Making Yourself Heard
As doctors work to change institutions, you can still make sure you get the appropriate care for you. Although there is a shortage of geriatric oncologists, look for one or for an oncologist with a research interest in that area, Dr. Hurria says.
No matter what, communication is important. Both Dr. Hurria and Dr. Freedman spoke about including your priorities when making decisions.
Make sure your medical team, as well as any caregivers or family with you, knows what you want out of treatment and any concerns you have. Ask questions and understand why your doctors do or do not recommend a treatment, Dr. Freedman says.
You can start a good conversation by doing the patient sections of the geriatric assessment on the Cancer and Aging Research Group website at mycarg.org, Dr. Hurria says. This could start some important discussions and prompt your doctors to complete the rest of the assessment. If you want help, ask someone you trust to work with you.
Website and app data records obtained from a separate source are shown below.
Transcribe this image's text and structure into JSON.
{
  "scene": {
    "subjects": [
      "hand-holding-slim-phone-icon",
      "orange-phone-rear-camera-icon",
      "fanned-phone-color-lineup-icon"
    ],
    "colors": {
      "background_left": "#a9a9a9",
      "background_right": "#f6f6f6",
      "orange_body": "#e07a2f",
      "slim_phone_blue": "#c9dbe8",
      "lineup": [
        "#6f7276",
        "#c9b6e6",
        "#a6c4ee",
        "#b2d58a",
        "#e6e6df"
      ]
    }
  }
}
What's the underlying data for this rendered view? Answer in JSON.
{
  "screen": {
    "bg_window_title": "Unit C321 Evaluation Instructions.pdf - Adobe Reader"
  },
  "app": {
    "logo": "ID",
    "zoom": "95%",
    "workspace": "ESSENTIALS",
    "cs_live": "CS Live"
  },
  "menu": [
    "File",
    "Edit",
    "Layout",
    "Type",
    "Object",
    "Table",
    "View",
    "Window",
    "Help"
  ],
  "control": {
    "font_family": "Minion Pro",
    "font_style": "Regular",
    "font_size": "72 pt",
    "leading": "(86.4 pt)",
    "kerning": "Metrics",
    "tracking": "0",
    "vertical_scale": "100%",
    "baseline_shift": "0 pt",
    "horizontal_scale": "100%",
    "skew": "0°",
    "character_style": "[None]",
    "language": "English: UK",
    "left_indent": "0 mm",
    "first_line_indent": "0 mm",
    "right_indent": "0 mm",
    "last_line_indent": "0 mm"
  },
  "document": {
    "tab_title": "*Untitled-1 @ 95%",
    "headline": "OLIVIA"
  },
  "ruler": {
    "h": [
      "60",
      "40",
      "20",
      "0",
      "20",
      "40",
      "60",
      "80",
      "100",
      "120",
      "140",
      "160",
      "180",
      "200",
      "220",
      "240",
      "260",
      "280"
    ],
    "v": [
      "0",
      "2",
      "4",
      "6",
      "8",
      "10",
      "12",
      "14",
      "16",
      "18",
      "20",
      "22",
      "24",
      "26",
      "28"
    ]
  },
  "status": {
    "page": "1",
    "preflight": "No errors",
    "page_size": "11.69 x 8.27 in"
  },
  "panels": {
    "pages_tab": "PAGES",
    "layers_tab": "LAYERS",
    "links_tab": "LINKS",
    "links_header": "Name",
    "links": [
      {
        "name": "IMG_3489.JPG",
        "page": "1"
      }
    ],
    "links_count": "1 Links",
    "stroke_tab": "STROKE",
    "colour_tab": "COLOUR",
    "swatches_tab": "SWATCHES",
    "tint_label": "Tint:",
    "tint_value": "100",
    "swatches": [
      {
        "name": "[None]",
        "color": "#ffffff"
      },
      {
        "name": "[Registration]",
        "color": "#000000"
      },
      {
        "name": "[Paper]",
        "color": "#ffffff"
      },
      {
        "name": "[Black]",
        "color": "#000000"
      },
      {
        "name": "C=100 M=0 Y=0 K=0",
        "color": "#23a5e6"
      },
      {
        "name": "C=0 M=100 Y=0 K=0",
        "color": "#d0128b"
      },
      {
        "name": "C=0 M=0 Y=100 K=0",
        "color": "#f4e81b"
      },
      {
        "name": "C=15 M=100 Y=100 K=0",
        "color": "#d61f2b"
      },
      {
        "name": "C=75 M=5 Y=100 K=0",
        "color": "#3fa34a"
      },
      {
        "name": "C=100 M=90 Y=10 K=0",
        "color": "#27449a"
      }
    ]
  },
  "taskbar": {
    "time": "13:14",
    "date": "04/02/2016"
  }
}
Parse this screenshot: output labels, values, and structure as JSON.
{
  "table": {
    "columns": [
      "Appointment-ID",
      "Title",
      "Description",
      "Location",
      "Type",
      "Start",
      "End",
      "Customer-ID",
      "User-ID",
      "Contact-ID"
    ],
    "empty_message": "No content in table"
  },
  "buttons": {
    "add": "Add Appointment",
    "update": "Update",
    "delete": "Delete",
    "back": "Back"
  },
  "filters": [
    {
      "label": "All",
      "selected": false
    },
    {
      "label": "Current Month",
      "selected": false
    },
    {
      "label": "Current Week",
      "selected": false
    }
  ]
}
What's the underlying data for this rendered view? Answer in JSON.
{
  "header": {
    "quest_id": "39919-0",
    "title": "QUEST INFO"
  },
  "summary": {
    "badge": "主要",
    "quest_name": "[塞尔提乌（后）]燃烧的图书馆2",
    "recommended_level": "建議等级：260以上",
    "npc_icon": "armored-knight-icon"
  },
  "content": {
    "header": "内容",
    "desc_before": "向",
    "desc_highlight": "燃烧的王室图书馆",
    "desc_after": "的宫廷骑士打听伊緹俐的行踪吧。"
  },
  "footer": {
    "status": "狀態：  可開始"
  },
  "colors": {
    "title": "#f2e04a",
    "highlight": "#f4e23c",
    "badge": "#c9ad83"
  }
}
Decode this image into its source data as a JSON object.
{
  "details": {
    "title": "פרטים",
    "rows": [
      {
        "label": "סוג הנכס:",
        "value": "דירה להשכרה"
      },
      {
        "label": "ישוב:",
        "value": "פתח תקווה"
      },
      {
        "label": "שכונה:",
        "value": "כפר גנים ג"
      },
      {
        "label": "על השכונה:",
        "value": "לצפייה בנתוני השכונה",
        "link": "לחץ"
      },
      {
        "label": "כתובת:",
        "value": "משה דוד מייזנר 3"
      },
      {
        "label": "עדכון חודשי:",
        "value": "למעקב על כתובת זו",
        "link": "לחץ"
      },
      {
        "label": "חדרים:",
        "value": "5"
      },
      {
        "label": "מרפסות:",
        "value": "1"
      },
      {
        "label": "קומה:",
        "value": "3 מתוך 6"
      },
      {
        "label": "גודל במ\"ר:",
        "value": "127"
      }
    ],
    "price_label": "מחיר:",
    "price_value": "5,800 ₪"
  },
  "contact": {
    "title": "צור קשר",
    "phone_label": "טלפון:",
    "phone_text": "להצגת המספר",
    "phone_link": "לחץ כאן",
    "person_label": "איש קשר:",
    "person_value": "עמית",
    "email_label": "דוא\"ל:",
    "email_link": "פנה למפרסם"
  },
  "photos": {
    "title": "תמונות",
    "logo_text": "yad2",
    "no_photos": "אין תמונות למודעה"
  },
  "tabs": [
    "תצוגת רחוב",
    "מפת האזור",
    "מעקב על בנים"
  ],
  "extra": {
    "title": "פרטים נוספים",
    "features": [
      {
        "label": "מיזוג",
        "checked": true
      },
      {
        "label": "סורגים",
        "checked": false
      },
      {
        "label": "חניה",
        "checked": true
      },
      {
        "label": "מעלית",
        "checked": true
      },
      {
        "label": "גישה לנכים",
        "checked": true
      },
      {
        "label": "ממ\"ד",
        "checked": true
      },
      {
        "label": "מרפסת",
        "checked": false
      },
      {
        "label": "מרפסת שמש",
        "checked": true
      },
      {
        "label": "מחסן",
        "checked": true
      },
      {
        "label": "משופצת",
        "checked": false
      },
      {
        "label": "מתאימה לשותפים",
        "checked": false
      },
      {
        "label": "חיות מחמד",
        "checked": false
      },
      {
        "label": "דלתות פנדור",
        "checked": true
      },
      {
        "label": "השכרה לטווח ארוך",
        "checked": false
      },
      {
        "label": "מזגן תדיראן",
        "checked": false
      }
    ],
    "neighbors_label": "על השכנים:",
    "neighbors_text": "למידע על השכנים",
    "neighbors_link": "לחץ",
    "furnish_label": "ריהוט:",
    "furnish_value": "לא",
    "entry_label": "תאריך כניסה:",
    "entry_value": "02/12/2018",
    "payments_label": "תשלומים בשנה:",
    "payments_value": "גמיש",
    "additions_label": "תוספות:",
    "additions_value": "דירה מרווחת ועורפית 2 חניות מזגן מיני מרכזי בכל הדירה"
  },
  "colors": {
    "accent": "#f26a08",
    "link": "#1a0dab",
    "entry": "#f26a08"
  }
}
“Admittedly, we’re not great about asking how many falls somebody has had in the last 6 months or how far can you walk before you’re tired,” Dr. Freedman says. “These elements are extremely important in predicting how somebody’s going to do with treatment, and even how long they’re going to live.”
Though Jeanette is happy with her cancer team’s communication, she has also pressed when something was important for her. She found a dietitian and counselor on her own, even though her treatment center offered them.
“I sought them out based on what was most important to me,” Jeanette says. And taking that step has helped her feel good, and stay positive, through treatment.
* Dr. Hurria died in November 2018. We dedicate this piece to her memory, and to all those she touched through her care and advocacy throughout her life.